Marital Rape is one of the biggest challenges which we are facing in the socio- legal aspect in the society. In Indian culture,a girl is considered to be a burden on her parents and is considered to be a liability for the reputation of their families thus often the offence of the marital rape is neglected. Often the husbands consider their wives as their slaves or as their property and force them to do things according to their wishes. Hence force them to have intercourse by abusing them and with assault also. It is important that the men should respect woman and indulge into intercourse even with their wives with their consent as they are also human beings. It is important that husbands treat their wives as their life partner rather than their slaves or property where they inflict their whims and wishes.

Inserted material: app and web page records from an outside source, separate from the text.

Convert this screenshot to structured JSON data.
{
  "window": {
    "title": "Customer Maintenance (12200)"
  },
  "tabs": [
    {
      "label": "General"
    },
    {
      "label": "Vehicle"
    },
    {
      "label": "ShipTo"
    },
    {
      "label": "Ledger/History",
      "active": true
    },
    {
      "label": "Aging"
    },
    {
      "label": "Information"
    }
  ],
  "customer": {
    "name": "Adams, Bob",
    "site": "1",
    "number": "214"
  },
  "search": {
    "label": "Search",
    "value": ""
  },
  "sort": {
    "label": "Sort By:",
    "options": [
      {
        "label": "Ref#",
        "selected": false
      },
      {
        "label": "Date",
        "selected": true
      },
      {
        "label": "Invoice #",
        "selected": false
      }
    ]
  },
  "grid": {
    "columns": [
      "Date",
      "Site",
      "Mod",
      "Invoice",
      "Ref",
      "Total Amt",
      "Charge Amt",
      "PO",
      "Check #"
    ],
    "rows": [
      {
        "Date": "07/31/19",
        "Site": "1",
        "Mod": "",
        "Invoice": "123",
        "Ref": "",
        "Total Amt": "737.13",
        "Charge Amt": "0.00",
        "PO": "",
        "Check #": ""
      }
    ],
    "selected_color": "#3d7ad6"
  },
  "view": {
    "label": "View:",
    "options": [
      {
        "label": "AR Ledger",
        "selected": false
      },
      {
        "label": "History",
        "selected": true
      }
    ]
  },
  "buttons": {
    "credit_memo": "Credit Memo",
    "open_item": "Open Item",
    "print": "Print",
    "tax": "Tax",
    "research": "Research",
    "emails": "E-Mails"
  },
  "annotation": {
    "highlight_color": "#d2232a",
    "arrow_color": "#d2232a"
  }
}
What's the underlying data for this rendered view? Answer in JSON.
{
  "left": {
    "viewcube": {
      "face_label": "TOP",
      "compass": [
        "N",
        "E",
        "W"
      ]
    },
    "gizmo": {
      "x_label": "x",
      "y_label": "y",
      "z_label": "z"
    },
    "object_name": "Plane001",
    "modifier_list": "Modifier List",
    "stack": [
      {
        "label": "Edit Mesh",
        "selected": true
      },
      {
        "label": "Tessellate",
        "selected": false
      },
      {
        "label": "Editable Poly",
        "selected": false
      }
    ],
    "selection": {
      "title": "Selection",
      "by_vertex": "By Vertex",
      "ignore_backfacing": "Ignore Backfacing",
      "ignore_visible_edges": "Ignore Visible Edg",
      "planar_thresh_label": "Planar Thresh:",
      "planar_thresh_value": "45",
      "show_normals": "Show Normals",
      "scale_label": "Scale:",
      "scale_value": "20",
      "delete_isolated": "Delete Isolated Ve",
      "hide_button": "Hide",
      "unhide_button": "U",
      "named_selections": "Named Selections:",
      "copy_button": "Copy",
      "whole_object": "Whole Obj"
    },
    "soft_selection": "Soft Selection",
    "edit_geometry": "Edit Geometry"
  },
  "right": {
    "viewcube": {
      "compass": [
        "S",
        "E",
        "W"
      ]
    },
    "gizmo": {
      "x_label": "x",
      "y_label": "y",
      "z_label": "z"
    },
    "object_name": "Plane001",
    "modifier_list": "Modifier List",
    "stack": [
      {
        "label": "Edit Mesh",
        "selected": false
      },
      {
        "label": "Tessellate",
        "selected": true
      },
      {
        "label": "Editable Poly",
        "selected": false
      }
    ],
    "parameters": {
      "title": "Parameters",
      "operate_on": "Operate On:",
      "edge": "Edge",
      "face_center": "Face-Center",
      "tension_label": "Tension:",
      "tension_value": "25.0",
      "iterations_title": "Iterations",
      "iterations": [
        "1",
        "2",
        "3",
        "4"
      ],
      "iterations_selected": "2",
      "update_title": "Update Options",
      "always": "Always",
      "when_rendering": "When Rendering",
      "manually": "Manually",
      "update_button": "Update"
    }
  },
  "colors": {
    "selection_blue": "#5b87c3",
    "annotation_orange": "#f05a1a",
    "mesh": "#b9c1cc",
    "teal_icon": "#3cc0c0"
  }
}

We all acknowledge that marital rape is wrong and it should be stopped and it should be curbed. But the problem is the lack of the legal provisions, lack of legislations. Most importantly there is a lack of acknowledgement of this offence in India. Indian culture connotes sacramental value to the marriage and having intercourse after marriage even by force by the husband without the consent of his wife is not considered to be a rape. It is important that we come out of the cultural and religious beliefs attached to this relation and think in the human rights perspective or in the perspective of the rights of the woman or on the perspective of the morality.

The society should acknowledge the issue and should raise the concern over this issue to be codified as an offence punishable under Indian Penal Code. It is important that the woman despite hiding their plight should come forward and raise their concern over the abuse and cruelty inflicted upon them. Often the women of India in order to save their marriage or in order to uphold the reputation of the parental home or matrimonial home do not raise their voice over this issue and suffer of marital rape.

Mrs Maneka Gandhi, Minister for Women & Child Welfare, has recently, commented that due to the lack of education, poverty, religious beliefs and societal norms it is difficult to make laws on marital rape.[2] There is a need well-enacted law against this evil for protecting women from the non- consensual intercourse with her husband. Marriage even if considered to be sacred should not be considered to be a permit to inflict force on woman for having intercourse. Women should be protected from such abuse and should be respected. There is a need to have legislative provisions to safeguard the interest of the woman and protect them from the sexual abuse.

[1]RathPriyanka, “Marital rape and Indian Legal Scenario”

<Accessible at:  Indialawjournal.com/volume2/issue_2/article_by_priyanka.html>

(Last Accessed on:  16th September, 2016).

[2]Will India have a law against Marital Rape? Pressure on government grows”, June 2016.

<Available at: everylifecounts.ndtv.com/will-india-have-a-law-against-marital-rape-pressure-on-government-grows-3214.>, (Last Accessed on 16th September, 2016).